And the GOP’s bluster at CPAC belies a big question: Amid the red-meat speeches and Democrat-bashing, what does the GOP actually stand for beyond bromides about smaller government and muscular foreign policy? Will key independents ultimately buy into the party’s newfound fiscal discipline – or be turned off by what critics call the wingnut factor?
Listening to Minnesota Gov. Tim Pawlenty urge Americans to emulate Tiger Woods’s wife Elin Nordegren and “take a 9-iron and smash the window out of big government,” critics like Gail Collins at the New York Times and Mike Lux at the Huffington Post point out how too many CPAC Republicans revel in violent imagery to get their points across.
“While there has always been a crazy streak in the conservative movement … the most wild extremists have never taken over the movement lock, stock and barrel before,” writes Mr. Lux. “Today they are thoroughly in control.”

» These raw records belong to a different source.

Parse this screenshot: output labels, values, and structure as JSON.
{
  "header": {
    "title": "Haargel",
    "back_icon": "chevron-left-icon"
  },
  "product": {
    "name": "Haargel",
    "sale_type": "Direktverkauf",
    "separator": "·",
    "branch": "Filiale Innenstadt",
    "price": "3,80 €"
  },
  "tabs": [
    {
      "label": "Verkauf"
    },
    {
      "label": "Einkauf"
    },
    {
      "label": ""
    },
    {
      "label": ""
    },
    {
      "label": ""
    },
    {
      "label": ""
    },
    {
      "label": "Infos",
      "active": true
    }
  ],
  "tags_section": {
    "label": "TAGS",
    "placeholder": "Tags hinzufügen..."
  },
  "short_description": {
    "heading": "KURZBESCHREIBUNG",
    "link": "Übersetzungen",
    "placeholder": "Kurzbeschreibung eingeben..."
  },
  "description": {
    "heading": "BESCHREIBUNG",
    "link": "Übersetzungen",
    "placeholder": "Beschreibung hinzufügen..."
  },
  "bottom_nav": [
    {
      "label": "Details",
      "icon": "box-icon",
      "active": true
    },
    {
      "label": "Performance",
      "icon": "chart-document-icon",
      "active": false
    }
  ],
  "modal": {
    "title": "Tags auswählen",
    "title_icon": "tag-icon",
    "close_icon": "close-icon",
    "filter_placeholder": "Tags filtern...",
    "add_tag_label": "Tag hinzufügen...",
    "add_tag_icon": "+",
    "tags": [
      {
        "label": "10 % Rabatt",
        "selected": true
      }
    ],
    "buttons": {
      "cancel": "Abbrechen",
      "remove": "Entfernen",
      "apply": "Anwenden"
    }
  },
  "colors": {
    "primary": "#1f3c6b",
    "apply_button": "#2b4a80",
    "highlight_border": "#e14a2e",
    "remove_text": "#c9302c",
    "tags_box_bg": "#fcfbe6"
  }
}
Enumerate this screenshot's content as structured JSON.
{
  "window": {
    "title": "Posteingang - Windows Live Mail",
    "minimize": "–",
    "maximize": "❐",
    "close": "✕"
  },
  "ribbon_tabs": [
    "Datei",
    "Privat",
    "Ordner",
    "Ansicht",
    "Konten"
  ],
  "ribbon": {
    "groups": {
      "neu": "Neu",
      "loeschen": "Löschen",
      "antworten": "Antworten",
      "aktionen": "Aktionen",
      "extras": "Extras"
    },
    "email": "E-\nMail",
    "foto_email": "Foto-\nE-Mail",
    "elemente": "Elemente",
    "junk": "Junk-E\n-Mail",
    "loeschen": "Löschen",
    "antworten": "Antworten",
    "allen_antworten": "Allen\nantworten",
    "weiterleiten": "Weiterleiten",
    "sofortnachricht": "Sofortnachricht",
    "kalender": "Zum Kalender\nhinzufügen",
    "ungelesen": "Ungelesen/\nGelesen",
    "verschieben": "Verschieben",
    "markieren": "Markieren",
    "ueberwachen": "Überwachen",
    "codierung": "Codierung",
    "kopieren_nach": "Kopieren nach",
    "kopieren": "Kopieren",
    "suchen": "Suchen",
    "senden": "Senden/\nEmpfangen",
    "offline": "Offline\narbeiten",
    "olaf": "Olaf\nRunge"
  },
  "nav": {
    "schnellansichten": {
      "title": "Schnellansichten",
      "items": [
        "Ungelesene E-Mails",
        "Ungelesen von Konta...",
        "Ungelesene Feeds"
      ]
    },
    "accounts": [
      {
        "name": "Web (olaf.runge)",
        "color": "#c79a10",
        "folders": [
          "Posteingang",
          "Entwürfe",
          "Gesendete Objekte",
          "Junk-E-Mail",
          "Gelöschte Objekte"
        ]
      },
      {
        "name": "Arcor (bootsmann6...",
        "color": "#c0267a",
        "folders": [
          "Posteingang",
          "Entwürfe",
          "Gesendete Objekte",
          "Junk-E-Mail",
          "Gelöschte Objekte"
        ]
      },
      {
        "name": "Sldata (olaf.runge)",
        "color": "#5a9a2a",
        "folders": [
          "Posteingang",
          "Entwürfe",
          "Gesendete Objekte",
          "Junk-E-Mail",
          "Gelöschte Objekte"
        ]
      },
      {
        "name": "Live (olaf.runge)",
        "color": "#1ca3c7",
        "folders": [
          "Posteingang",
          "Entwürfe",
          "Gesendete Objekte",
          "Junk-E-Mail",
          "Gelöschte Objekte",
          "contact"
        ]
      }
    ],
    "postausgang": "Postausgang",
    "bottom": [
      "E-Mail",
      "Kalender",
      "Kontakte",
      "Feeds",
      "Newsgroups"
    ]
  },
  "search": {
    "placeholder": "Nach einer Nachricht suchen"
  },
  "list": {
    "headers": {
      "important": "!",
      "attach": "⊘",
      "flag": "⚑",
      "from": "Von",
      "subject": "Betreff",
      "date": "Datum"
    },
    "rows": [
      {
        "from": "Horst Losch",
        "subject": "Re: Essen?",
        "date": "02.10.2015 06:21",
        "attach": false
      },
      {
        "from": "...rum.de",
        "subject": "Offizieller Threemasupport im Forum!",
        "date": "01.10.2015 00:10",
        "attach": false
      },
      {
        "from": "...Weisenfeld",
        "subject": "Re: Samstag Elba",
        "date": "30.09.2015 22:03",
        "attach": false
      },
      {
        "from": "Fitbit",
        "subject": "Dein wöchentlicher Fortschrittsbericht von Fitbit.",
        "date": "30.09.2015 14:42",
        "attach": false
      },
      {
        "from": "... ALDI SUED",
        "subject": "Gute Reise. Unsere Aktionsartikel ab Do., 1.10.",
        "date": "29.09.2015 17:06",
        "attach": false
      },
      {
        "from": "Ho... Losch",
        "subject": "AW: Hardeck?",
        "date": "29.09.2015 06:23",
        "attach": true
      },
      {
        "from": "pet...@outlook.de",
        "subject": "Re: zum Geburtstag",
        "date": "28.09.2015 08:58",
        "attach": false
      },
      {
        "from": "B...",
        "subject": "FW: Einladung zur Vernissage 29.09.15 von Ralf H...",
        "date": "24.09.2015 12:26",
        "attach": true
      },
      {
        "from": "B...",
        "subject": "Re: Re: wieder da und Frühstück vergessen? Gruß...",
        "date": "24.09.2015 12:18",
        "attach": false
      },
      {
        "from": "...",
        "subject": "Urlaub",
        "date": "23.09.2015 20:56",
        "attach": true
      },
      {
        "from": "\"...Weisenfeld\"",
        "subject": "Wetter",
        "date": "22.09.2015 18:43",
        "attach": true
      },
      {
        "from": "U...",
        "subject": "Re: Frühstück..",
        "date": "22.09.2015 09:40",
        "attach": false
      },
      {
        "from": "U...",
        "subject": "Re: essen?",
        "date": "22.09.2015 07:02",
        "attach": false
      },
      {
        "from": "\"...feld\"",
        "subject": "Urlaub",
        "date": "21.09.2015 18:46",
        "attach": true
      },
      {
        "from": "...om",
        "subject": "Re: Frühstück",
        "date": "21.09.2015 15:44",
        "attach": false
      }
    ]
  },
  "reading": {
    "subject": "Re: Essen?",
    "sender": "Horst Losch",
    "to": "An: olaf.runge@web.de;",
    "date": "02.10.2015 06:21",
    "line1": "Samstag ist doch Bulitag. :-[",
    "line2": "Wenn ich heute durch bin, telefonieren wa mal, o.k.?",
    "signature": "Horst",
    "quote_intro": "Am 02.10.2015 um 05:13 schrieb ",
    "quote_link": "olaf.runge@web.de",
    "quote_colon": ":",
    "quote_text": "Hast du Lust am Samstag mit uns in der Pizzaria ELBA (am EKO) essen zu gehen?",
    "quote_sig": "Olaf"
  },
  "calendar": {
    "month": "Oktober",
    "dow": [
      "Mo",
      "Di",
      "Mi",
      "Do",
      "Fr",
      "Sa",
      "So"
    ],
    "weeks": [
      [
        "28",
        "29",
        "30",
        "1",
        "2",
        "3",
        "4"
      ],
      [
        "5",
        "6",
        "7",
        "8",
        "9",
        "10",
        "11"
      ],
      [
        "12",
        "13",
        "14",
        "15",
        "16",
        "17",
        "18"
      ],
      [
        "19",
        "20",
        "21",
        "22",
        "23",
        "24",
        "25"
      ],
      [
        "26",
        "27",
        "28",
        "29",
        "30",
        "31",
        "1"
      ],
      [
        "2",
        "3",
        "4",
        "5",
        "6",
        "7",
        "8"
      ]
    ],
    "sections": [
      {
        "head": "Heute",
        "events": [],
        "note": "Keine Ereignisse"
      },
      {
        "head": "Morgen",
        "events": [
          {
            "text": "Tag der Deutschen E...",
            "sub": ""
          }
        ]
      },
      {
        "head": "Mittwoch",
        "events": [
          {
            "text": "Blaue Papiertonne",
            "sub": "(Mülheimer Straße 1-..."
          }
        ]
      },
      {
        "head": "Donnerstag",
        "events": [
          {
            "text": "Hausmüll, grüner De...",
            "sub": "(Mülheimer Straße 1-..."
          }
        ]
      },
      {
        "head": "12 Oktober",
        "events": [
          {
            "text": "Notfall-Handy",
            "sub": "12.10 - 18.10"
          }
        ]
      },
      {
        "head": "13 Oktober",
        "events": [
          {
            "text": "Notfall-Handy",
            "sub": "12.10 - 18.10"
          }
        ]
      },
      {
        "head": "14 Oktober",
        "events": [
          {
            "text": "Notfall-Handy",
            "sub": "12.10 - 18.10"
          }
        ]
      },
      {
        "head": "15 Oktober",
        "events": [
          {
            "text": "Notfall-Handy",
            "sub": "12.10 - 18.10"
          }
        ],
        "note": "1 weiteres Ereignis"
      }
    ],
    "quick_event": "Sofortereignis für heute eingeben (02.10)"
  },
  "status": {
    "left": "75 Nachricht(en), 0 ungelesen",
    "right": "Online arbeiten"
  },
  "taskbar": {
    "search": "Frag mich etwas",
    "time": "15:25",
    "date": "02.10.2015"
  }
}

And Obama himself seemed to sense the divide between partisan cheerleading and dire realities in Washington this morning when he invited Republicans to a healthcare summit but added, “I don't want to see this meeting turn into political theater.”
More middle-of-the-road critics say Republicans are ultimately hawking the same tired small government message, seemingly oblivious to the fact that deficit reduction may require tax increases along with spending cuts.
“Intellectually honest conservatives are homeless,” writes the Atlantic’s Marc Ambinder.